PC gaming platform Steam has set yet another all-time record for the most number of concurrent players, as 18.5 million players were online on the platform over the weekend.

The new record, which was set on Sunday, breaks the previous record of over 14 million concurrent users set in 2017. Before that, the 2016 record was set at over 12 million online players.

A considerable chunk of million gamers online on Sunday was playing the massively popular “PlayerUnknown’s Battlegrounds” (PUBG), which is the most popular title in the platform with a peak concurrent users of over 2.9 million. This means around 16 percent of all of the Steam users at peak was playing the game.

“PUBG” skyrocketed to the top of Steam charts last year, recording exponential rise in popularity since it was released in early access in March.

After a very successful several months of being exclusively available for the PC, “PUBG” has expanded its reach into gaming consoles during the late part of 2017, releasing an Xbox version, which has sold over 1 million copies during the first 48 hours after its release.

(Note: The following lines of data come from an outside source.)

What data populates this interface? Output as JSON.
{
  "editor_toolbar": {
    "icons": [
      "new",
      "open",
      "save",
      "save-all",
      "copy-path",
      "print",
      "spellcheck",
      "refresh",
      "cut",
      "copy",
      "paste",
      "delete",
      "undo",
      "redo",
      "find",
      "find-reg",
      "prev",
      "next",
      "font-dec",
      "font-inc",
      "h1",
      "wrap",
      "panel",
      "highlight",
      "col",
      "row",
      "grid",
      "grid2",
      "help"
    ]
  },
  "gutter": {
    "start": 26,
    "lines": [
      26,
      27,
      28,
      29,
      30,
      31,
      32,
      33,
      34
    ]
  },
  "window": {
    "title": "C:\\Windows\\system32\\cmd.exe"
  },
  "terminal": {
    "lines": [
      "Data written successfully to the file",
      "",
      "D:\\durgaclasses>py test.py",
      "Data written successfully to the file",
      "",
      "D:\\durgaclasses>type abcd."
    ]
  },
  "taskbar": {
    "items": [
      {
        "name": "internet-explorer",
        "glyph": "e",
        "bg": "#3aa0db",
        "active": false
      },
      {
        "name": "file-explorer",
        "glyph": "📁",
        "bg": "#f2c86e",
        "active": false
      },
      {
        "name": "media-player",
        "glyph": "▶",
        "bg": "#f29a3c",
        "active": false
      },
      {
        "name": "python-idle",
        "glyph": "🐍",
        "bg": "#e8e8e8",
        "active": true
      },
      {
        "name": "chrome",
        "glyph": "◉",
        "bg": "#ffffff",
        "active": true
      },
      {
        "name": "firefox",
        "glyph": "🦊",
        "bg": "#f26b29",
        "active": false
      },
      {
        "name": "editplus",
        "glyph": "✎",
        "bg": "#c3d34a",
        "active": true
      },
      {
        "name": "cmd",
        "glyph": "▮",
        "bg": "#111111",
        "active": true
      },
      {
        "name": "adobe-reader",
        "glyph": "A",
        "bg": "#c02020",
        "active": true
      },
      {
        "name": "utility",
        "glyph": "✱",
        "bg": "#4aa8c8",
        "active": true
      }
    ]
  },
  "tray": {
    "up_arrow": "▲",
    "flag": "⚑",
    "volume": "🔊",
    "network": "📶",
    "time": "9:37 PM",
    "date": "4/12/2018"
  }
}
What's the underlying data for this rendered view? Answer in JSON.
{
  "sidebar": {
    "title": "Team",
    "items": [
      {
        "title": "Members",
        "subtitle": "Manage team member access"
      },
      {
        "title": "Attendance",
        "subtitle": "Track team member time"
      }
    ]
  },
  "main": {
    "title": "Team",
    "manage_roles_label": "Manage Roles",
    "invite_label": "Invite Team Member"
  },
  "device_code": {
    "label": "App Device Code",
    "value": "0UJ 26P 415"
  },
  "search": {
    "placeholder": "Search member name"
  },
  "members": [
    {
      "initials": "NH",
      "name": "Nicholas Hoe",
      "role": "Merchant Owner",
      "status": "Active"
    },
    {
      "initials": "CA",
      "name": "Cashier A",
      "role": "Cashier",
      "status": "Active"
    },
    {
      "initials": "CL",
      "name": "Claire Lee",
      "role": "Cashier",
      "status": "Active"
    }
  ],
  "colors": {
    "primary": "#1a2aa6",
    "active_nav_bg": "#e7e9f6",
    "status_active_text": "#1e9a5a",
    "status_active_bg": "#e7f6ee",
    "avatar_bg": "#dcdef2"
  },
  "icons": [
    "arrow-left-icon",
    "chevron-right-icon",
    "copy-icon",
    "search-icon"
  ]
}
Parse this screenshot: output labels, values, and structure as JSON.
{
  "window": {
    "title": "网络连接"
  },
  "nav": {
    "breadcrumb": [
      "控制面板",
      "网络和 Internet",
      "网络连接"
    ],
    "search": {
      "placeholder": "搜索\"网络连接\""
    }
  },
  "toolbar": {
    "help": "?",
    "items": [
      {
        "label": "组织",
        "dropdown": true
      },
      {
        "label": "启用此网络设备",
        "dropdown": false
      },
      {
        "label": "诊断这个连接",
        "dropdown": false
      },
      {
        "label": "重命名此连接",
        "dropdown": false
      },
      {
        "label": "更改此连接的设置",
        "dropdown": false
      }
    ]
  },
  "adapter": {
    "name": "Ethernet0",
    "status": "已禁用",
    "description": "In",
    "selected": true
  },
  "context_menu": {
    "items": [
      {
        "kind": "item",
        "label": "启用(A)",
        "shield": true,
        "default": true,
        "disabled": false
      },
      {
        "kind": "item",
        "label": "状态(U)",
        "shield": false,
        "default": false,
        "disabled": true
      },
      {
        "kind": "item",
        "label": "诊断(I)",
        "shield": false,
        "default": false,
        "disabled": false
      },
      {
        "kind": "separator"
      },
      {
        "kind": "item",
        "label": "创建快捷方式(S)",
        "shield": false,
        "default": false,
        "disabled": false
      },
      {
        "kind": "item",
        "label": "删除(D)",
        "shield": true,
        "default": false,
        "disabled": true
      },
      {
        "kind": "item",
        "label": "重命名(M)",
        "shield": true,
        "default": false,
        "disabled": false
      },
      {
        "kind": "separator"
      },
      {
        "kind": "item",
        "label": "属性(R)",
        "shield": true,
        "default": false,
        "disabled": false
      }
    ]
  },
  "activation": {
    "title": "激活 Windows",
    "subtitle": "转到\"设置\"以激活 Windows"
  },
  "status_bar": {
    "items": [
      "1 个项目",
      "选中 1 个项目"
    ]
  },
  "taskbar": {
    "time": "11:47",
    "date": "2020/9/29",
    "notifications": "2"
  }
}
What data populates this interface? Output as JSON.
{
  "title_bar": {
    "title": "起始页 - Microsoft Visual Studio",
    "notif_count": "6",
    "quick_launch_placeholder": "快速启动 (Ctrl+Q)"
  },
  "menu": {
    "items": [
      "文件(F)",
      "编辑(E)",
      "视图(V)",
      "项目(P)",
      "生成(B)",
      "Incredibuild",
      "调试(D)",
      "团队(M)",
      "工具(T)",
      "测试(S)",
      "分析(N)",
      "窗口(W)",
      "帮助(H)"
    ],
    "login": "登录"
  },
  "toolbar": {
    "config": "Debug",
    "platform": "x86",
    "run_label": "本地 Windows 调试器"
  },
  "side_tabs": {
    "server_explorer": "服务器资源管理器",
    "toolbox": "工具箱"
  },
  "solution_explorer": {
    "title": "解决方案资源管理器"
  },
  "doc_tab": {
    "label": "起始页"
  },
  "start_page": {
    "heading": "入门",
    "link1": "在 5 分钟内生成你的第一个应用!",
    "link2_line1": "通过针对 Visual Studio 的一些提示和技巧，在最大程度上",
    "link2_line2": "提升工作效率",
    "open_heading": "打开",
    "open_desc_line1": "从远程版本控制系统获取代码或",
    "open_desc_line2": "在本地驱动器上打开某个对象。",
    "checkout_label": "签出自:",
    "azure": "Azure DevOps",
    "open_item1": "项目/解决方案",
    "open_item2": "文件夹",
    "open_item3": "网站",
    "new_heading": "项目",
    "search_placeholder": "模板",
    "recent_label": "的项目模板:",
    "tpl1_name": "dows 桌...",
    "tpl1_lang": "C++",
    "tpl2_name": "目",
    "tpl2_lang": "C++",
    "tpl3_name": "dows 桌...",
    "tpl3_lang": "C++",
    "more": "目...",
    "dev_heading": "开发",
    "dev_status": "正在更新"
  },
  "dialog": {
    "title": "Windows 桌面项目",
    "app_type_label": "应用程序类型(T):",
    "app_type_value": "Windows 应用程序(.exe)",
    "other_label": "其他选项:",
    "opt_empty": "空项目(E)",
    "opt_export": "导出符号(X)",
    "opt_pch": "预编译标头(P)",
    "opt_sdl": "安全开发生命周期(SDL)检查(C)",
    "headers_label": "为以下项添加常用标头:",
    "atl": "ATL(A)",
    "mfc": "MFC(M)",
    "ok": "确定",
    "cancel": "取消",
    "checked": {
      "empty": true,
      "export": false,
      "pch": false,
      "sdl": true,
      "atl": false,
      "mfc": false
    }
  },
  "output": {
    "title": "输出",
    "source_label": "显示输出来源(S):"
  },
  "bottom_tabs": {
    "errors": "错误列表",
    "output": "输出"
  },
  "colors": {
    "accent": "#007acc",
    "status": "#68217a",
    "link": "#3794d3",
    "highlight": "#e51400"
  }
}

Valve’s own “Dota 2,” which was previously the most popular game in the platform, follows “PUBG” at a distant second with over 775,000 online players. Counter-Strike: Global Offensive (over 630,000), Grand Theft Auto V (over 157,000), and Rainbow Six Siege (over 100,000) are the next three most popular games.

Steam has continually increased in popularity in the past years. In August, Valve revealed that the platform has 33 million daily active players and 67 million monthly active players.

The gaming platform has also added 27 million paying members, people who created an account and then bought something, since January 2016. This means that Steam has been adding 1.5 million paying customers per month in the last one and a half years. Overall, Steam has 125 million registered users.